YOUR OBJECTIVE: Search the entries below for the word "name" and copy each line that has it.

INPUT DATA:
^^^^^^^^

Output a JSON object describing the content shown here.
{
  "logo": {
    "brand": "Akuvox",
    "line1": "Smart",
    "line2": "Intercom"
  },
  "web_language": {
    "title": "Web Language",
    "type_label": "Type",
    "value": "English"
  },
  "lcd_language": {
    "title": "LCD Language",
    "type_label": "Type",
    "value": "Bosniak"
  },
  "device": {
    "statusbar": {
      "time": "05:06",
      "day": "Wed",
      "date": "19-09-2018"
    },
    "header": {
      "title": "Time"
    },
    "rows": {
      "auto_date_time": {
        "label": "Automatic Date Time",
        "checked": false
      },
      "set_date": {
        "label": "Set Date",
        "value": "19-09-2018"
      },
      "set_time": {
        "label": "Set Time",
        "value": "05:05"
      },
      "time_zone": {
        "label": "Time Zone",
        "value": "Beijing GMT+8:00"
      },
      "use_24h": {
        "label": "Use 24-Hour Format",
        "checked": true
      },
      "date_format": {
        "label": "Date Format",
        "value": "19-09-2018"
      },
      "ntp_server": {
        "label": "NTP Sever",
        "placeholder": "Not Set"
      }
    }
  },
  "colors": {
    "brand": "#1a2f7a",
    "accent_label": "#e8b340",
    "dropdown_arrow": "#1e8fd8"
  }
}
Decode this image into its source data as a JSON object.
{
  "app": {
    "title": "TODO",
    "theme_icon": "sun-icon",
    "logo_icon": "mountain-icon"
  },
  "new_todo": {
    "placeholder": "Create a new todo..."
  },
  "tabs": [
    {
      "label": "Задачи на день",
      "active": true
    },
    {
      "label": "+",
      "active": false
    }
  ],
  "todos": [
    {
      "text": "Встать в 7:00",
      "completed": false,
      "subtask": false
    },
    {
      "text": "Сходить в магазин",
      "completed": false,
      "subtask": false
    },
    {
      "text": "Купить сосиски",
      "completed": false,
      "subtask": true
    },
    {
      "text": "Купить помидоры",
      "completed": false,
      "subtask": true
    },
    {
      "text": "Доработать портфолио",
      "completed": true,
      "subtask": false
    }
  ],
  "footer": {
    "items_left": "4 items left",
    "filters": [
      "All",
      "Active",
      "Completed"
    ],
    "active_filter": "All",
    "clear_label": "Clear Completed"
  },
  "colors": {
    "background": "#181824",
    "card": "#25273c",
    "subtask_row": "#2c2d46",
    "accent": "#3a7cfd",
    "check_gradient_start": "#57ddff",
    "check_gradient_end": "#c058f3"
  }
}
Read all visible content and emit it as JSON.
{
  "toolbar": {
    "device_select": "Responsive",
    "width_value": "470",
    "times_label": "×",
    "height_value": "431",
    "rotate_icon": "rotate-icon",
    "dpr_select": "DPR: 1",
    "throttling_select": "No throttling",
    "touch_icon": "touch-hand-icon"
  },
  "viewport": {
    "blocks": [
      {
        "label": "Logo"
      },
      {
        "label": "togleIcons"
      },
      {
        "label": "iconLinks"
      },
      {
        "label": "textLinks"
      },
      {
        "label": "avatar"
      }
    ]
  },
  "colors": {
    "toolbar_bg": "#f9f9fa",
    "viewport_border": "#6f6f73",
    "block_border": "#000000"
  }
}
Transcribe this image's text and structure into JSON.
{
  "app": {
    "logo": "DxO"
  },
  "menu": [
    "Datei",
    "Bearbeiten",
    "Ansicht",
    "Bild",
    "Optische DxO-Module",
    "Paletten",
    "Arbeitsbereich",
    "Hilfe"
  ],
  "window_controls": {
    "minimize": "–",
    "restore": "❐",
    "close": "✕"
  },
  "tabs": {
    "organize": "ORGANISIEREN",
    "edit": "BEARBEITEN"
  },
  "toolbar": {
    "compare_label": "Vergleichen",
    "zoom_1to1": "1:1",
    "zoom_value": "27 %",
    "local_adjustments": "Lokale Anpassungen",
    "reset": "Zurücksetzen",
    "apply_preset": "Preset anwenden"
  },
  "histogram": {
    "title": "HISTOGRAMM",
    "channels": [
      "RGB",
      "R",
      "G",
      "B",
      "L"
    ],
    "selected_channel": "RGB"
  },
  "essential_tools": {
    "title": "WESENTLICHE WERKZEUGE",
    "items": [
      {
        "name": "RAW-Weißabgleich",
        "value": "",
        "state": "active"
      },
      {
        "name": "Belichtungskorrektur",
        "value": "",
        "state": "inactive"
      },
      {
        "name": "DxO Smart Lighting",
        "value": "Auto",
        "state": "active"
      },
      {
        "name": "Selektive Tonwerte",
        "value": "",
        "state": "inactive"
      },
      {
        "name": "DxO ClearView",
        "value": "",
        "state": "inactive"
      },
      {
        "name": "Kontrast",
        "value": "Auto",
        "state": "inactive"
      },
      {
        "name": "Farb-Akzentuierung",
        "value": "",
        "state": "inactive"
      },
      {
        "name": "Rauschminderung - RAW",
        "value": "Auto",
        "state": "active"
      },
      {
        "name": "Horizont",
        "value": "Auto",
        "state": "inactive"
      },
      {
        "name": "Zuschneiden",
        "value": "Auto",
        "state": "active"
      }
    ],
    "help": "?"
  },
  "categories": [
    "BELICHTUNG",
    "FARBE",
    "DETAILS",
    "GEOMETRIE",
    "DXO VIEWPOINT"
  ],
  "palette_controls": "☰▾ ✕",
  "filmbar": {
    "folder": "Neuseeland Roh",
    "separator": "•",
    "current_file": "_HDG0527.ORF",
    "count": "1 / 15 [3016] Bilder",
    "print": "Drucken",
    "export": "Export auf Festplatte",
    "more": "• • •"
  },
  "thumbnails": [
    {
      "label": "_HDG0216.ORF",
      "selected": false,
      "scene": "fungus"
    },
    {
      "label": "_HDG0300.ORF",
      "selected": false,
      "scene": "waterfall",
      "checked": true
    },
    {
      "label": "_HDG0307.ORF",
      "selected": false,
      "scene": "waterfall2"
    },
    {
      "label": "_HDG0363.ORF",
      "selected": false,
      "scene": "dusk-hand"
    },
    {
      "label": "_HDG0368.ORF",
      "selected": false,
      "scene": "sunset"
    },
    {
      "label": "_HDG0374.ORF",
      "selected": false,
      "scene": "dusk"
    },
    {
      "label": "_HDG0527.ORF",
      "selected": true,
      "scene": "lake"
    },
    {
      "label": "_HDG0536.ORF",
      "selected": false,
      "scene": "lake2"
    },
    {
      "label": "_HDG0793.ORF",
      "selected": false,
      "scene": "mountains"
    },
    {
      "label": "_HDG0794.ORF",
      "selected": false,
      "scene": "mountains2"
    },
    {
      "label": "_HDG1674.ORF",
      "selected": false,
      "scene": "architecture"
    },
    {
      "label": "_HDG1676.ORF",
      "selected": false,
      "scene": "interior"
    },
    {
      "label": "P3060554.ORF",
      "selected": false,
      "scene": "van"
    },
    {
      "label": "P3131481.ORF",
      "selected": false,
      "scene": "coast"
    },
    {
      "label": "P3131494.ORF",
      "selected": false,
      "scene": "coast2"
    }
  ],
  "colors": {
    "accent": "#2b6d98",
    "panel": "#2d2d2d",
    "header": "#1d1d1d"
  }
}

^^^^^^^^

OUTPUT OF THE EXERCISE:
        "name": "RAW-Weißabgleich",
        "name": "Belichtungskorrektur",
        "name": "DxO Smart Lighting",
        "name": "Selektive Tonwerte",
        "name": "DxO ClearView",
        "name": "Kontrast",
        "name": "Farb-Akzentuierung",
        "name": "Rauschminderung - RAW",
        "name": "Horizont",
        "name": "Zuschneiden",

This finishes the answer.